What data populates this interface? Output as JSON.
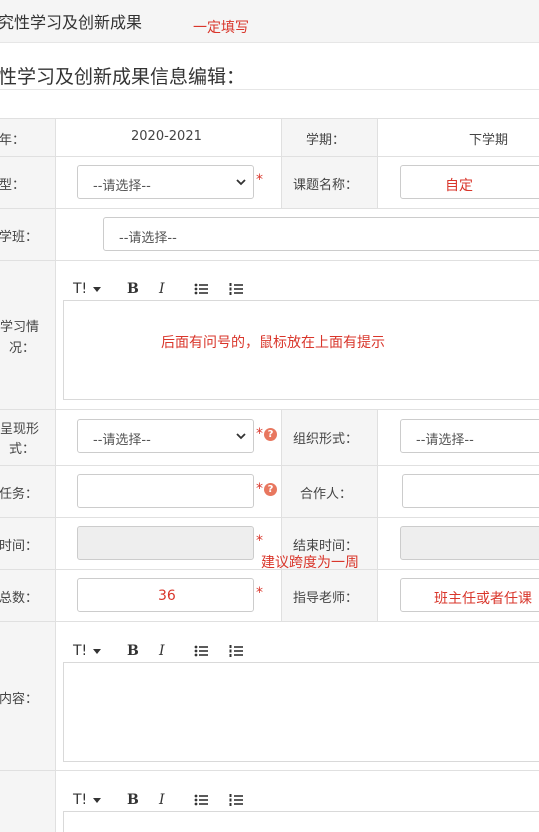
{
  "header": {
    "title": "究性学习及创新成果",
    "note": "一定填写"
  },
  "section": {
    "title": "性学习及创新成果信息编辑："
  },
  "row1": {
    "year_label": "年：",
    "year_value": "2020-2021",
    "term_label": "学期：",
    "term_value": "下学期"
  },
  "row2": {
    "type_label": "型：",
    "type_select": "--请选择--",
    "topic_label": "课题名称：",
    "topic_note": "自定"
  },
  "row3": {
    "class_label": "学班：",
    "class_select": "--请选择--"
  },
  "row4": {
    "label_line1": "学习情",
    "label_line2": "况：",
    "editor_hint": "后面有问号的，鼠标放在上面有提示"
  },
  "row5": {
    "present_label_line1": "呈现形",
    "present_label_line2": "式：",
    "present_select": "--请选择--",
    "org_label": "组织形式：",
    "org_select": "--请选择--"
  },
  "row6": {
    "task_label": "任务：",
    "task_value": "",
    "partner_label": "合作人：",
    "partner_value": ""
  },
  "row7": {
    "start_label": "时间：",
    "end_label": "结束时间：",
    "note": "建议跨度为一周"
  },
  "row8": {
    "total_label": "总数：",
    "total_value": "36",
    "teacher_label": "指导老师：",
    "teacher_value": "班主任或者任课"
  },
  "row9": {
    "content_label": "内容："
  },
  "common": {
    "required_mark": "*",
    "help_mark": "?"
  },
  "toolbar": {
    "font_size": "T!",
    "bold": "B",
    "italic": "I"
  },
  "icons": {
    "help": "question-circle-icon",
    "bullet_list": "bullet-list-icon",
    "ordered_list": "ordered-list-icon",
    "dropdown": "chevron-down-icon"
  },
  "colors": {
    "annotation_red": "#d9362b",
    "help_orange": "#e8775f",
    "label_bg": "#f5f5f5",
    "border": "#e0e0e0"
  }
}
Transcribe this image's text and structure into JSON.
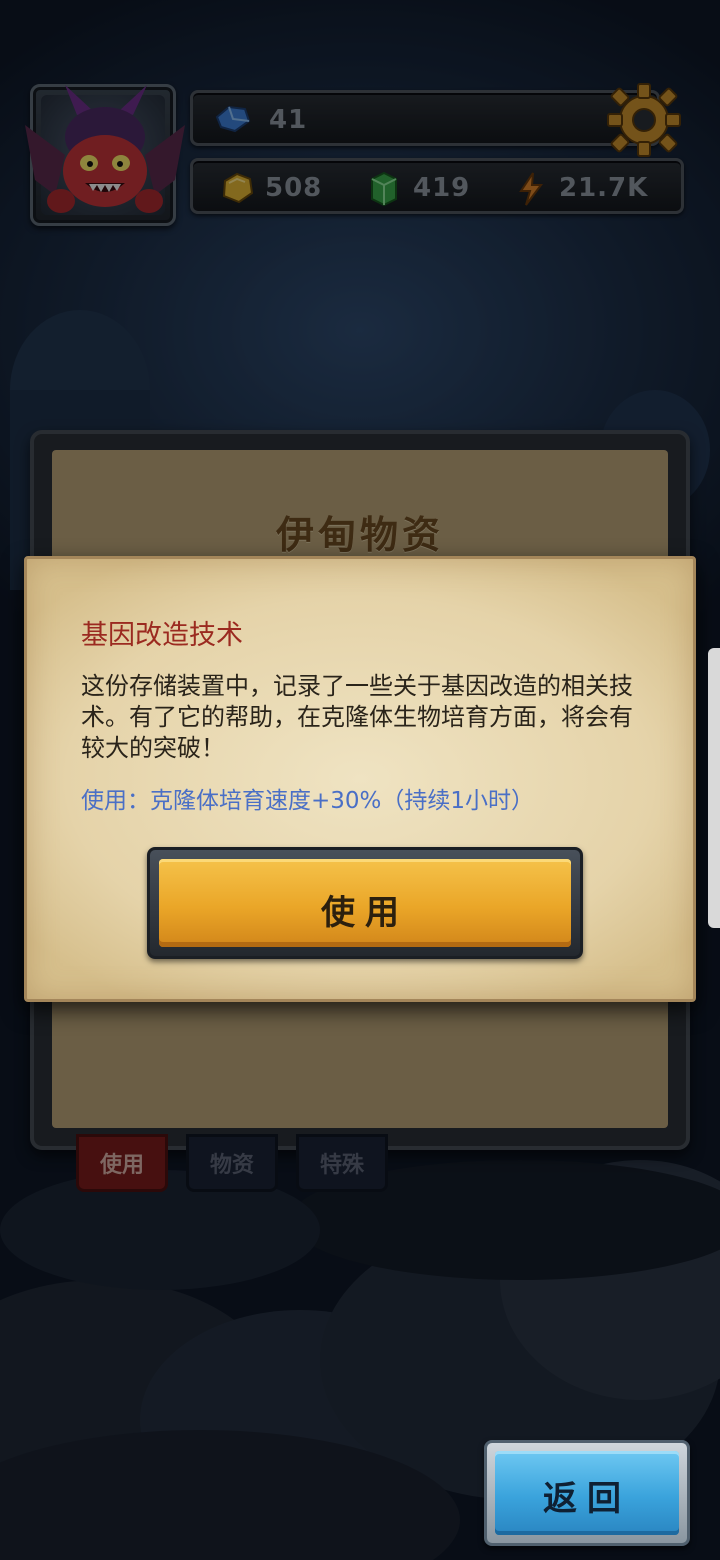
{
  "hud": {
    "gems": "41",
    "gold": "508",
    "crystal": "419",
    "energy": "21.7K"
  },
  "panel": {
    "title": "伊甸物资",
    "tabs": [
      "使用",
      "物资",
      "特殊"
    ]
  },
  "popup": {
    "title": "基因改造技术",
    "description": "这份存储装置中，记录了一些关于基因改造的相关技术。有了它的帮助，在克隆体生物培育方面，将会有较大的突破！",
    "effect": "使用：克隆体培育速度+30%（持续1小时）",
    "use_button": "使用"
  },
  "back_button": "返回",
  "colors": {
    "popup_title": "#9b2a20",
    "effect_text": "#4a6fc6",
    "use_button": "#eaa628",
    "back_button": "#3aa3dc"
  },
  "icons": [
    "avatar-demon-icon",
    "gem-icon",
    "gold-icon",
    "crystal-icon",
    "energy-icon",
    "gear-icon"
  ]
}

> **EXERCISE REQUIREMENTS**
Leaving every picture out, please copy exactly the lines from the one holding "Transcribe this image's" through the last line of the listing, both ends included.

> **EXPECTED ANSWER**
Transcribe this image's text and structure into JSON.
{
  "hud": {
    "gems": "41",
    "gold": "508",
    "crystal": "419",
    "energy": "21.7K"
  },
  "panel": {
    "title": "伊甸物资",
    "tabs": [
      "使用",
      "物资",
      "特殊"
    ]
  },
  "popup": {
    "title": "基因改造技术",
    "description": "这份存储装置中，记录了一些关于基因改造的相关技术。有了它的帮助，在克隆体生物培育方面，将会有较大的突破！",
    "effect": "使用：克隆体培育速度+30%（持续1小时）",
    "use_button": "使用"
  },
  "back_button": "返回",
  "colors": {
    "popup_title": "#9b2a20",
    "effect_text": "#4a6fc6",
    "use_button": "#eaa628",
    "back_button": "#3aa3dc"
  },
  "icons": [
    "avatar-demon-icon",
    "gem-icon",
    "gold-icon",
    "crystal-icon",
    "energy-icon",
    "gear-icon"
  ]
}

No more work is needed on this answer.